Corona virus misinformation is rapidly flooding the internet. The human cost of the virus misinformation is rising globally, according to BBC. Below are steps you can take to stop the spread of misinformation about the virus:
Stop and think
With the recent rapid spread of the virus in the country, you might want to help your family and friends. You may feel the need to forward them any information you receive, to help them stay abreast.
According to experts, this could be very risky as it facilitates the spread of misinformation. The best way to reduce this risk is to stop and think before sending out any information.
Check your sources
There are a couple of ways you can do this. For instance, the Ministry of Health provides more information on the virus. So, in case you doubt any information, contacting MoH is the best move. Also, evaluating the information alone is another way. There are a number of sources you know provide factual information on the virus. These could be MoH, WHO among others.
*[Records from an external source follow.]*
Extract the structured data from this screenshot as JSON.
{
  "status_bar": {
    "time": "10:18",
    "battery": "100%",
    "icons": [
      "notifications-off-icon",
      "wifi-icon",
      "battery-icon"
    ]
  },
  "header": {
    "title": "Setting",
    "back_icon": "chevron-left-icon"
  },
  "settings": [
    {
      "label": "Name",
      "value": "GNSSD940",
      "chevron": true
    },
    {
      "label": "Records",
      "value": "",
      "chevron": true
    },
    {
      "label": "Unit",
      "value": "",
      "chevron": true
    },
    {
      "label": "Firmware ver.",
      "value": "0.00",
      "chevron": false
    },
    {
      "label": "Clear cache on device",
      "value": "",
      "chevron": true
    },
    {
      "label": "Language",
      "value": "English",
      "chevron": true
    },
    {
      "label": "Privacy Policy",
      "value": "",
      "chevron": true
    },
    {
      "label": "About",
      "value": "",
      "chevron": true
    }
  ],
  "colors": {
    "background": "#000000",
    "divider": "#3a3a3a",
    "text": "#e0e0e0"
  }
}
Beware of impersonations
It is very possible to impersonate official accounts or authorities. Through these fake accounts, fake information could reach a large number of people and cause panic. Screenshots can also be made to look like information is coming from a trusted body. To curb this, always check out for mismatched fonts or capital letters to conduct a quick fact- check
You doubt it, do not share
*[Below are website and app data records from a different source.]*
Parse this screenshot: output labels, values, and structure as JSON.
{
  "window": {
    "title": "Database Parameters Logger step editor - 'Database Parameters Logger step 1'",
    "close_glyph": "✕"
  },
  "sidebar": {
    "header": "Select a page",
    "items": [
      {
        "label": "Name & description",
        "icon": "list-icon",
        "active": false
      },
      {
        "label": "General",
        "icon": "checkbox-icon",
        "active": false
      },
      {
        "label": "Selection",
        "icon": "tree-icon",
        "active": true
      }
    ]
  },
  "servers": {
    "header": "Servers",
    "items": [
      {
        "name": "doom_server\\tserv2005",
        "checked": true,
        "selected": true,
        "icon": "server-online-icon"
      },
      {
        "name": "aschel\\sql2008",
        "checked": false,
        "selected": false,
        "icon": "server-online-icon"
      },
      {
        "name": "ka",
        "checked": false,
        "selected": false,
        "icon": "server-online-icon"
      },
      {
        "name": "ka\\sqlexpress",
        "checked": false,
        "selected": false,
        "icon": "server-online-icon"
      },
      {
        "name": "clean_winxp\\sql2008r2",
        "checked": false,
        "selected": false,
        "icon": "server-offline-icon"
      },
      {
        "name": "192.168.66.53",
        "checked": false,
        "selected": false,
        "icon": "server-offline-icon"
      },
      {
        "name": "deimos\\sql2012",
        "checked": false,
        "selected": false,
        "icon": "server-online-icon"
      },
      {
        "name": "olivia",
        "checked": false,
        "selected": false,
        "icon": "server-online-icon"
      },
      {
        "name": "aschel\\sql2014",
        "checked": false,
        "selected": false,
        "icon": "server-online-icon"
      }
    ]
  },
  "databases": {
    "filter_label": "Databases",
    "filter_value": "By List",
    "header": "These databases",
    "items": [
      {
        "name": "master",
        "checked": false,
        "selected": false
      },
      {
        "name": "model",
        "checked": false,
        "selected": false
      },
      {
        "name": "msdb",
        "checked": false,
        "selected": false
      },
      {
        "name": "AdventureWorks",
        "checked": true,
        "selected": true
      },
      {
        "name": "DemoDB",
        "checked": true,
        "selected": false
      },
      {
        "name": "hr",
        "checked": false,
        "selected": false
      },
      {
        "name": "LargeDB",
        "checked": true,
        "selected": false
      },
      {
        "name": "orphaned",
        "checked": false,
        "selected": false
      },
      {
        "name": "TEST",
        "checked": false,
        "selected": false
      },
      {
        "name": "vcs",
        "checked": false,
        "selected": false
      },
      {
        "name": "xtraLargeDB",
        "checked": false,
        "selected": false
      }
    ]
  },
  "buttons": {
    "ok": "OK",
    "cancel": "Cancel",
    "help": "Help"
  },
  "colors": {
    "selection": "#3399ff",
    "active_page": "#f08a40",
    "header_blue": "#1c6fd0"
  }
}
Do not give room for doubts. If by any chance you doubt any information coming your way, do not share it. Avoid the “just in case” attitude when it comes to spreading news about the virus. Before sharing, use experts platforms, where your information can be corrected. If it is compulsory that you share information at hand, state your doubts clearly.
Check each fact, individually
There have been instances where by, a voice note is shared on Whats app. In this voice note, it is stated that the information is a translation of a health expert’s advice based in another country.
Mostly, people trust such information easily, simply because some facts such as “wash your hands regularly” are used. Go through such voice notes word by word before sharing.
Think about biases
The question here is, are you sharing information because you know it is true or simply because you believe in it?According to Carl Miller, research director of the Centre for the Analysis of Social Media at think tank Demos, “We are more likely to share posts that reinforce our existing beliefs.”
“It is when we are angrily nodding our head that we are most vulnerable. That is when, above everything else, we just need to slow down everything that we do online.” He adds.